<<<<

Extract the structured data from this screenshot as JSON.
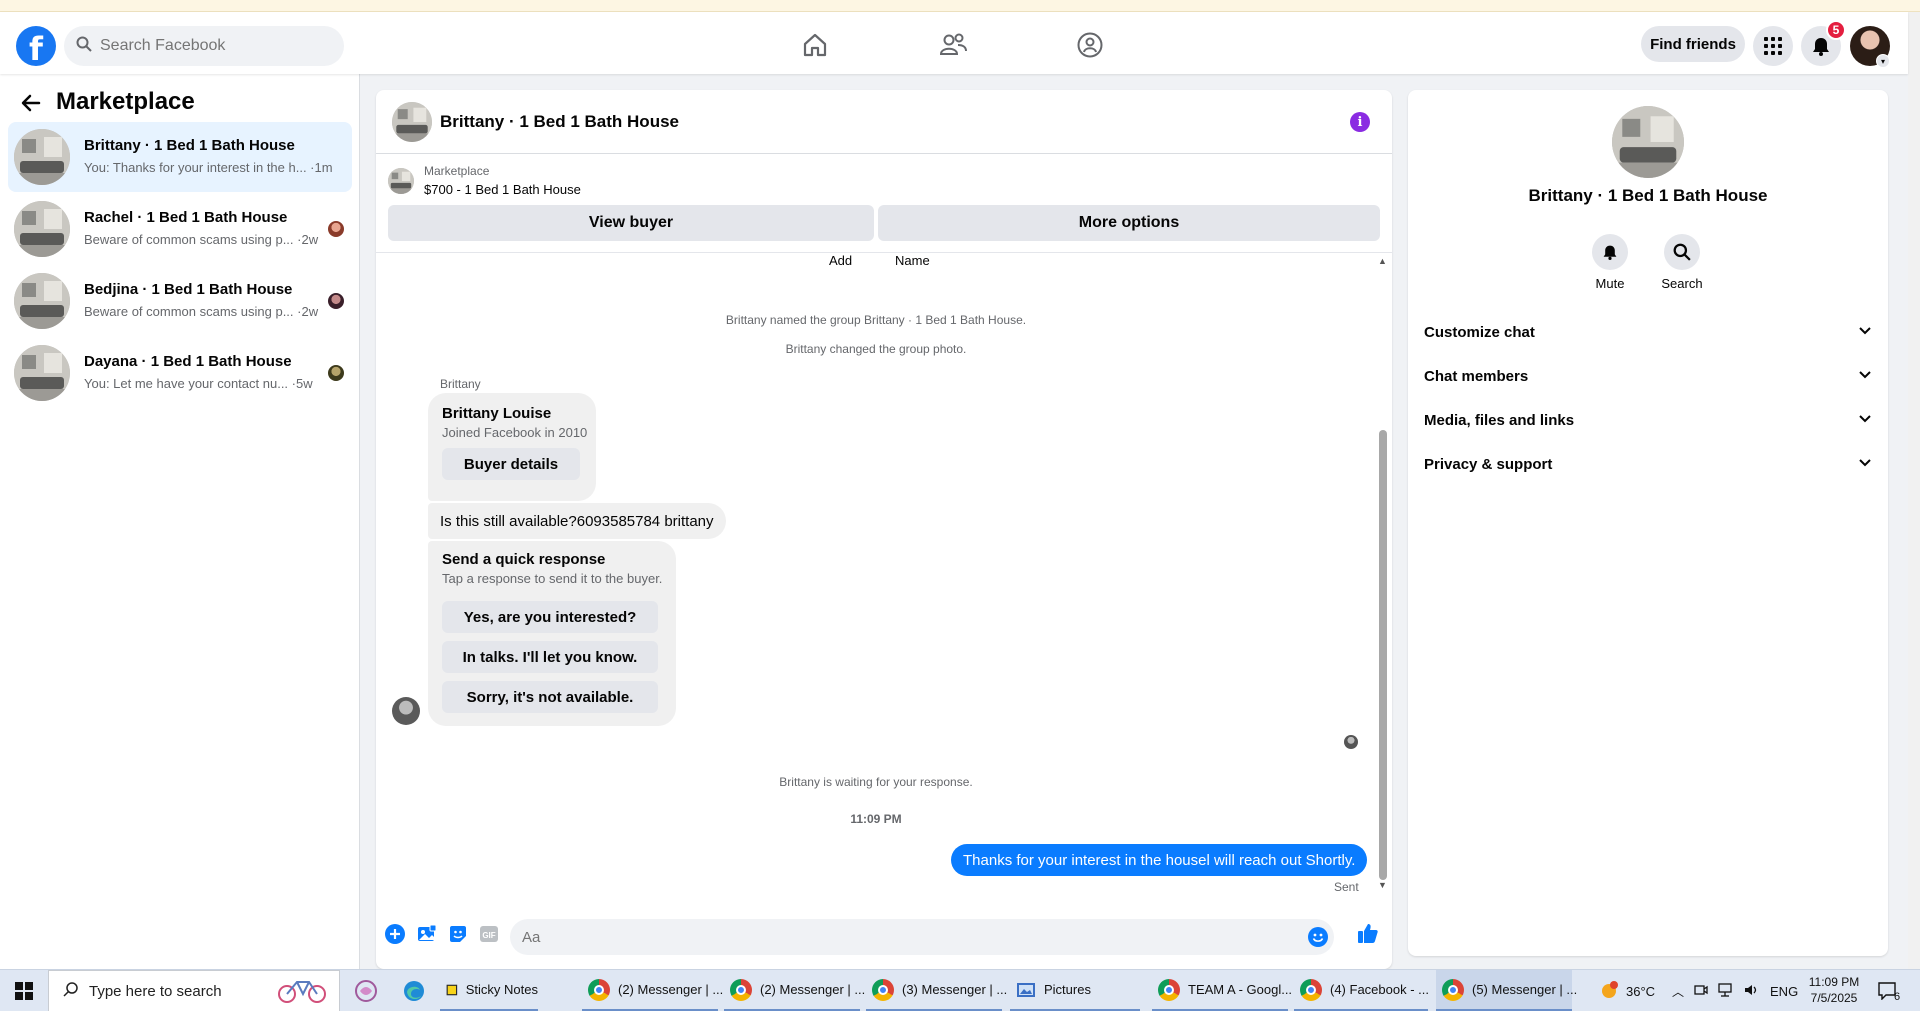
{
  "header": {
    "search_placeholder": "Search Facebook",
    "find_friends": "Find friends",
    "notif_count": "5"
  },
  "sidebar": {
    "title": "Marketplace",
    "conversations": [
      {
        "title": "Brittany · 1 Bed 1 Bath House",
        "preview": "You: Thanks for your interest in the h... ·1m",
        "active": true
      },
      {
        "title": "Rachel · 1 Bed 1 Bath House",
        "preview": "Beware of common scams using p... ·2w",
        "active": false
      },
      {
        "title": "Bedjina · 1 Bed 1 Bath House",
        "preview": "Beware of common scams using p... ·2w",
        "active": false
      },
      {
        "title": "Dayana · 1 Bed 1 Bath House",
        "preview": "You: Let me have your contact nu... ·5w",
        "active": false
      }
    ]
  },
  "chat": {
    "title": "Brittany · 1 Bed 1 Bath House",
    "marketplace_label": "Marketplace",
    "listing": "$700 - 1 Bed 1 Bath House",
    "view_buyer": "View buyer",
    "more_options": "More options",
    "partial_add": "Add",
    "partial_name": "Name",
    "note_named": "Brittany named the group Brittany · 1 Bed 1 Bath House.",
    "note_photo": "Brittany changed the group photo.",
    "sender": "Brittany",
    "card_name": "Brittany Louise",
    "card_sub": "Joined Facebook in 2010",
    "card_button": "Buyer details",
    "message": "Is this still available?6093585784 brittany",
    "qr_title": "Send a quick response",
    "qr_sub": "Tap a response to send it to the buyer.",
    "qr_options": [
      "Yes, are you interested?",
      "In talks. I'll let you know.",
      "Sorry, it's not available."
    ],
    "waiting_note": "Brittany is waiting for your response.",
    "time": "11:09 PM",
    "out_message": "Thanks for your interest in the housel will reach out Shortly.",
    "sent_label": "Sent",
    "composer_placeholder": "Aa"
  },
  "right_panel": {
    "title": "Brittany · 1 Bed 1 Bath House",
    "mute": "Mute",
    "search": "Search",
    "sections": [
      "Customize chat",
      "Chat members",
      "Media, files and links",
      "Privacy & support"
    ]
  },
  "taskbar": {
    "search_placeholder": "Type here to search",
    "items": [
      "Sticky Notes",
      "(2) Messenger | ...",
      "(2) Messenger | ...",
      "(3) Messenger | ...",
      "Pictures",
      "TEAM A - Googl...",
      "(4) Facebook - ...",
      "(5) Messenger | ..."
    ],
    "weather": "36°C",
    "lang": "ENG",
    "clock_time": "11:09 PM",
    "clock_date": "7/5/2025",
    "notif_count": "6"
  },
  "colors": {
    "brand": "#1877f2",
    "outgoing_bubble": "#0a7cff",
    "badge": "#e41e3f",
    "active_row": "#e7f3ff"
  }
}
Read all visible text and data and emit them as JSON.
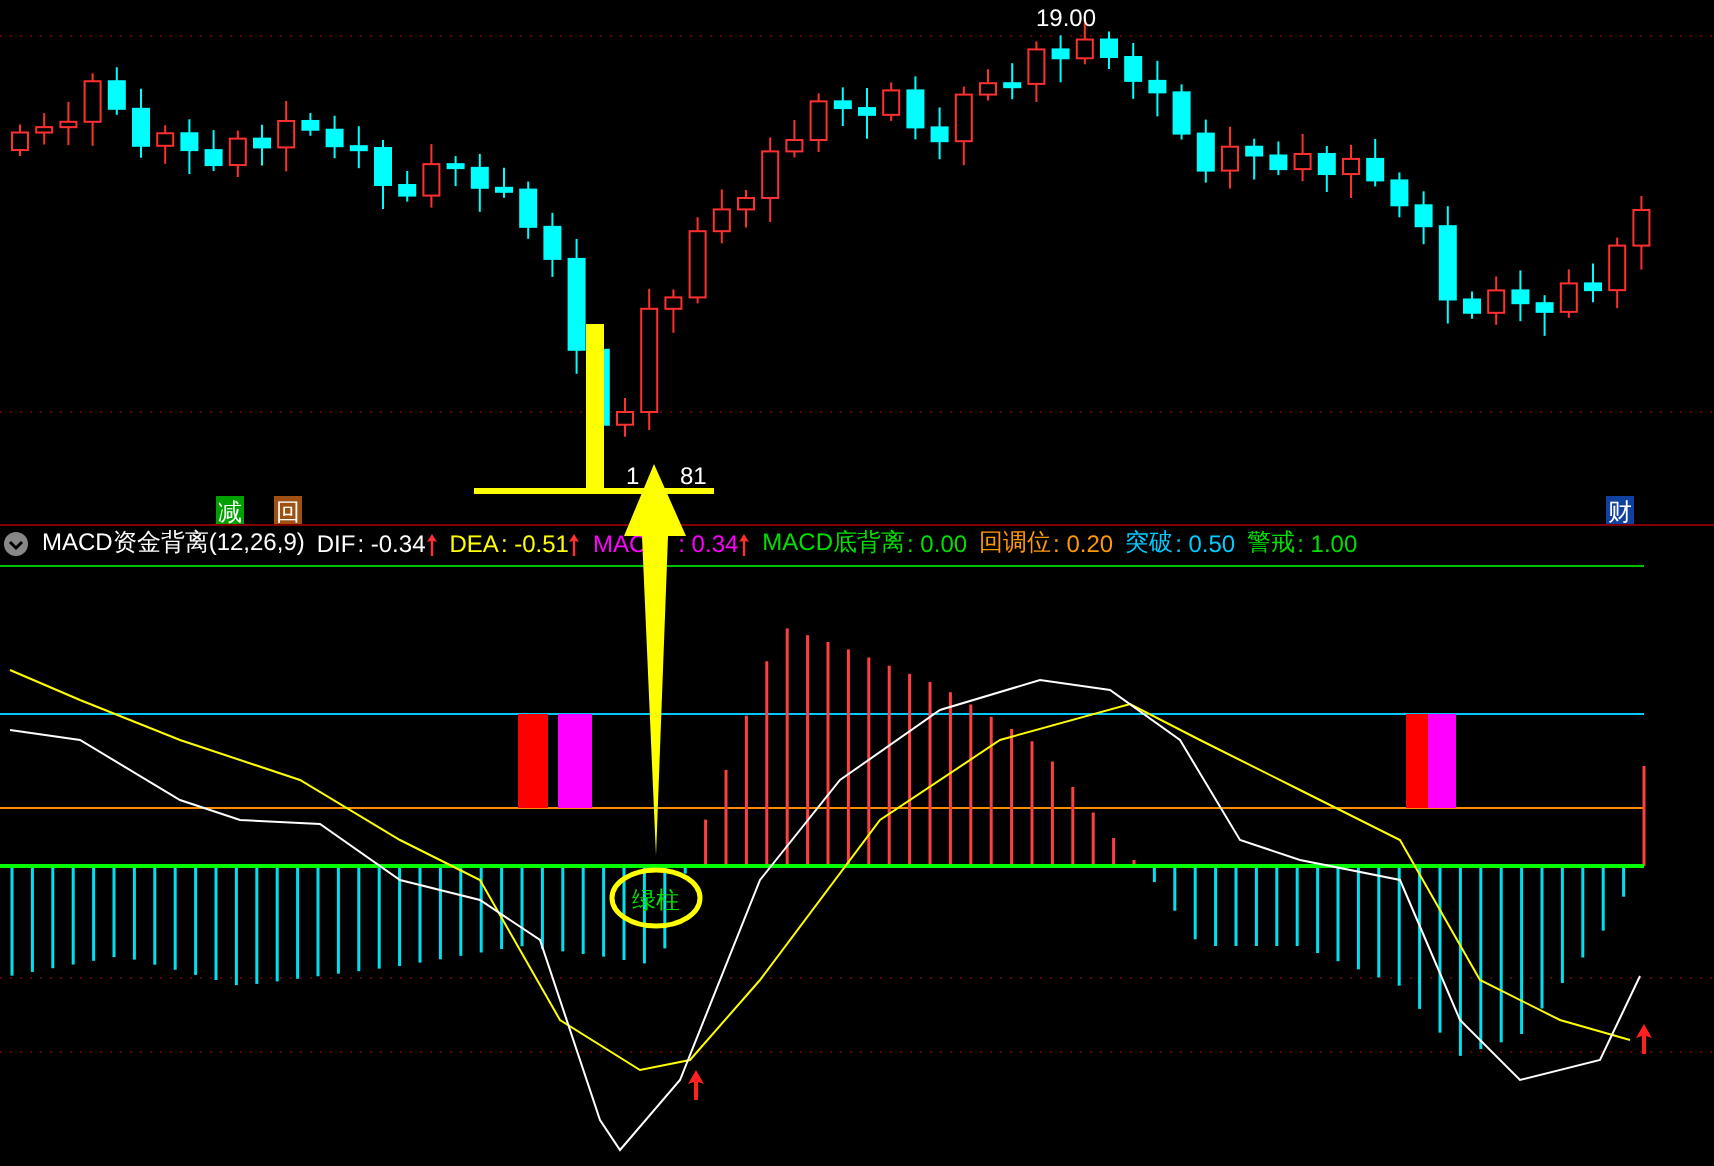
{
  "price_panel": {
    "high_label": "19.00",
    "low_label_parts": [
      "1",
      "81"
    ],
    "markers": [
      {
        "text": "减",
        "color": "#00a000"
      },
      {
        "text": "回",
        "color": "#a05010"
      },
      {
        "text": "财",
        "color": "#1040a0"
      }
    ]
  },
  "indicator": {
    "name": "MACD资金背离(12,26,9)",
    "values": [
      {
        "label": "DIF",
        "value": ": -0.34",
        "color": "#ffffff",
        "arrow": true
      },
      {
        "label": "DEA",
        "value": ": -0.51",
        "color": "#ffff00",
        "arrow": true
      },
      {
        "label": "MAC",
        "value": ": 0.34",
        "color": "#ff00ff",
        "arrow": true
      },
      {
        "label": "MACD底背离",
        "value": ": 0.00",
        "color": "#00e000"
      },
      {
        "label": "回调位",
        "value": ": 0.20",
        "color": "#ff9900"
      },
      {
        "label": "突破",
        "value": ": 0.50",
        "color": "#00ccff"
      },
      {
        "label": "警戒",
        "value": ": 1.00",
        "color": "#00e000"
      }
    ]
  },
  "macd_panel": {
    "circled_label": "绿柱"
  }
}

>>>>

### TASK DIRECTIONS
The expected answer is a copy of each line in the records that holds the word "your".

### EXPECTED ANSWER
        "preview": "You: Thanks for your interest in the h... ·1m",
        "preview": "You: Let me have your contact nu... ·5w",
    "waiting_note": "Brittany is waiting for your response.",
    "out_message": "Thanks for your interest in the housel will reach out Shortly.",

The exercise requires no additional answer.